Gloversville Mayor Dayton King and Finance Commissioner Bruce VanGenderen recently sounded the alarm that Gloversville's financial future is in danger, with an $800,000 deficit projected for 2015.
A look at the numbers shows health insurance costs for the city's employees continue to rise at a rate greater than the rate of inflation and grant money used to pay for additional police officers is running out by the end of the year.
The city has some positives. Sales tax revenues continue to increase at about $600,000 per year, thanks largely to the Walmart Supercenter, and the city has a sizable fund balance of $4.5 million, which it could use to fill the $800,000 deficit for 2015. However, the city is at 93 percent of its constitutional property tax limit, which means it can only raise an additional $505,000 in property tax revenue. It's also possible, and perhaps probable, that sales tax revenue may level off, leaving the city with few options for raising more money.
In light of these conditions, Gloversville should proceed with extreme caution regarding any spending increases. No new spending initiatives, particularly the creation of new employee positions, should be passed without a plan to pay for them that does not include raising taxes. Indeed, the city should consider eliminating positions wherever possible through attrition, if those positions are unnecessary. The city should continue to seek concessions from its public employee unions to lower health insurance costs and keep employee raises at a reasonable level.

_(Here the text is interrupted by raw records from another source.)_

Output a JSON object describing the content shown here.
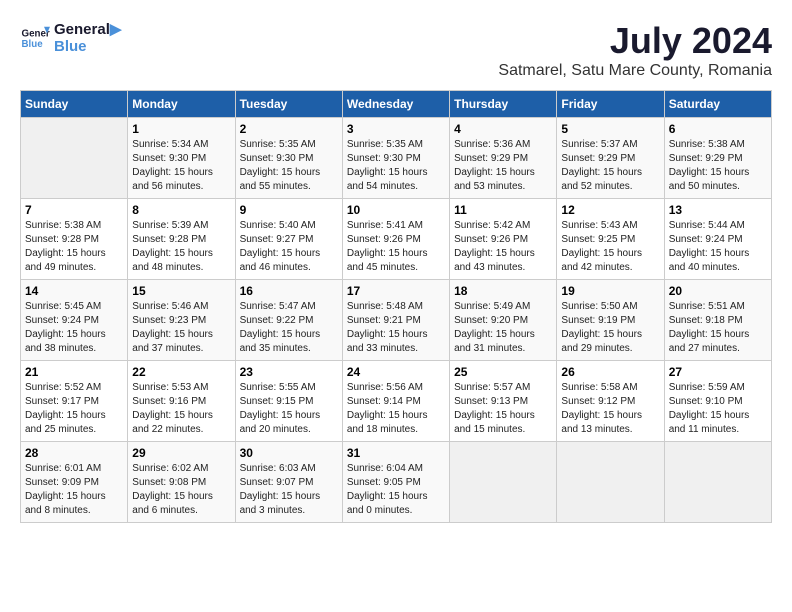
{
  "header": {
    "logo_line1": "General",
    "logo_line2": "Blue",
    "month_year": "July 2024",
    "location": "Satmarel, Satu Mare County, Romania"
  },
  "weekdays": [
    "Sunday",
    "Monday",
    "Tuesday",
    "Wednesday",
    "Thursday",
    "Friday",
    "Saturday"
  ],
  "weeks": [
    [
      {
        "day": "",
        "info": ""
      },
      {
        "day": "1",
        "info": "Sunrise: 5:34 AM\nSunset: 9:30 PM\nDaylight: 15 hours\nand 56 minutes."
      },
      {
        "day": "2",
        "info": "Sunrise: 5:35 AM\nSunset: 9:30 PM\nDaylight: 15 hours\nand 55 minutes."
      },
      {
        "day": "3",
        "info": "Sunrise: 5:35 AM\nSunset: 9:30 PM\nDaylight: 15 hours\nand 54 minutes."
      },
      {
        "day": "4",
        "info": "Sunrise: 5:36 AM\nSunset: 9:29 PM\nDaylight: 15 hours\nand 53 minutes."
      },
      {
        "day": "5",
        "info": "Sunrise: 5:37 AM\nSunset: 9:29 PM\nDaylight: 15 hours\nand 52 minutes."
      },
      {
        "day": "6",
        "info": "Sunrise: 5:38 AM\nSunset: 9:29 PM\nDaylight: 15 hours\nand 50 minutes."
      }
    ],
    [
      {
        "day": "7",
        "info": "Sunrise: 5:38 AM\nSunset: 9:28 PM\nDaylight: 15 hours\nand 49 minutes."
      },
      {
        "day": "8",
        "info": "Sunrise: 5:39 AM\nSunset: 9:28 PM\nDaylight: 15 hours\nand 48 minutes."
      },
      {
        "day": "9",
        "info": "Sunrise: 5:40 AM\nSunset: 9:27 PM\nDaylight: 15 hours\nand 46 minutes."
      },
      {
        "day": "10",
        "info": "Sunrise: 5:41 AM\nSunset: 9:26 PM\nDaylight: 15 hours\nand 45 minutes."
      },
      {
        "day": "11",
        "info": "Sunrise: 5:42 AM\nSunset: 9:26 PM\nDaylight: 15 hours\nand 43 minutes."
      },
      {
        "day": "12",
        "info": "Sunrise: 5:43 AM\nSunset: 9:25 PM\nDaylight: 15 hours\nand 42 minutes."
      },
      {
        "day": "13",
        "info": "Sunrise: 5:44 AM\nSunset: 9:24 PM\nDaylight: 15 hours\nand 40 minutes."
      }
    ],
    [
      {
        "day": "14",
        "info": "Sunrise: 5:45 AM\nSunset: 9:24 PM\nDaylight: 15 hours\nand 38 minutes."
      },
      {
        "day": "15",
        "info": "Sunrise: 5:46 AM\nSunset: 9:23 PM\nDaylight: 15 hours\nand 37 minutes."
      },
      {
        "day": "16",
        "info": "Sunrise: 5:47 AM\nSunset: 9:22 PM\nDaylight: 15 hours\nand 35 minutes."
      },
      {
        "day": "17",
        "info": "Sunrise: 5:48 AM\nSunset: 9:21 PM\nDaylight: 15 hours\nand 33 minutes."
      },
      {
        "day": "18",
        "info": "Sunrise: 5:49 AM\nSunset: 9:20 PM\nDaylight: 15 hours\nand 31 minutes."
      },
      {
        "day": "19",
        "info": "Sunrise: 5:50 AM\nSunset: 9:19 PM\nDaylight: 15 hours\nand 29 minutes."
      },
      {
        "day": "20",
        "info": "Sunrise: 5:51 AM\nSunset: 9:18 PM\nDaylight: 15 hours\nand 27 minutes."
      }
    ],
    [
      {
        "day": "21",
        "info": "Sunrise: 5:52 AM\nSunset: 9:17 PM\nDaylight: 15 hours\nand 25 minutes."
      },
      {
        "day": "22",
        "info": "Sunrise: 5:53 AM\nSunset: 9:16 PM\nDaylight: 15 hours\nand 22 minutes."
      },
      {
        "day": "23",
        "info": "Sunrise: 5:55 AM\nSunset: 9:15 PM\nDaylight: 15 hours\nand 20 minutes."
      },
      {
        "day": "24",
        "info": "Sunrise: 5:56 AM\nSunset: 9:14 PM\nDaylight: 15 hours\nand 18 minutes."
      },
      {
        "day": "25",
        "info": "Sunrise: 5:57 AM\nSunset: 9:13 PM\nDaylight: 15 hours\nand 15 minutes."
      },
      {
        "day": "26",
        "info": "Sunrise: 5:58 AM\nSunset: 9:12 PM\nDaylight: 15 hours\nand 13 minutes."
      },
      {
        "day": "27",
        "info": "Sunrise: 5:59 AM\nSunset: 9:10 PM\nDaylight: 15 hours\nand 11 minutes."
      }
    ],
    [
      {
        "day": "28",
        "info": "Sunrise: 6:01 AM\nSunset: 9:09 PM\nDaylight: 15 hours\nand 8 minutes."
      },
      {
        "day": "29",
        "info": "Sunrise: 6:02 AM\nSunset: 9:08 PM\nDaylight: 15 hours\nand 6 minutes."
      },
      {
        "day": "30",
        "info": "Sunrise: 6:03 AM\nSunset: 9:07 PM\nDaylight: 15 hours\nand 3 minutes."
      },
      {
        "day": "31",
        "info": "Sunrise: 6:04 AM\nSunset: 9:05 PM\nDaylight: 15 hours\nand 0 minutes."
      },
      {
        "day": "",
        "info": ""
      },
      {
        "day": "",
        "info": ""
      },
      {
        "day": "",
        "info": ""
      }
    ]
  ]
}
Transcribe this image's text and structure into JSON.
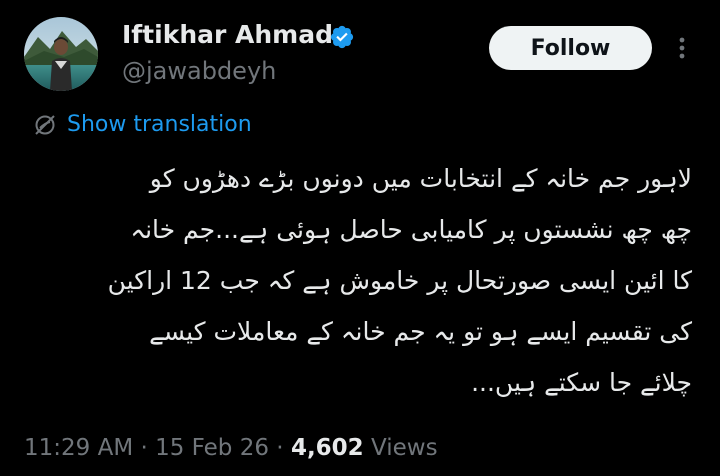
{
  "author": {
    "display_name": "Iftikhar Ahmad",
    "handle": "@jawabdeyh",
    "verified_icon": "verified-badge-icon",
    "verified_color": "#1d9bf0"
  },
  "actions": {
    "follow_label": "Follow",
    "more_icon": "more-options-icon"
  },
  "translation": {
    "icon": "globe-slash-icon",
    "label": "Show translation",
    "color": "#1d9bf0"
  },
  "tweet": {
    "lines": [
      "لاہور جم خانہ کے انتخابات میں دونوں بڑے دھڑوں کو",
      "چھ چھ نشستوں پر کامیابی حاصل ہوئی ہے...جم خانہ",
      "کا ائین ایسی صورتحال پر خاموش ہے کہ جب 12 اراکین",
      "کی تقسیم ایسے ہو تو یہ جم خانہ کے معاملات کیسے",
      "چلائے جا سکتے ہیں..."
    ]
  },
  "meta": {
    "time": "11:29 AM",
    "separator": " · ",
    "date": "15 Feb 26",
    "views_count": "4,602",
    "views_label": " Views"
  },
  "colors": {
    "background": "#000000",
    "text_primary": "#e7e9ea",
    "text_secondary": "#71767b",
    "accent": "#1d9bf0",
    "button_bg": "#eff3f4"
  }
}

Property taxes in Gloversville are much too high and income levels are much too low to justify increasing the tax burden. Any plan that raises city taxes would be unacceptable.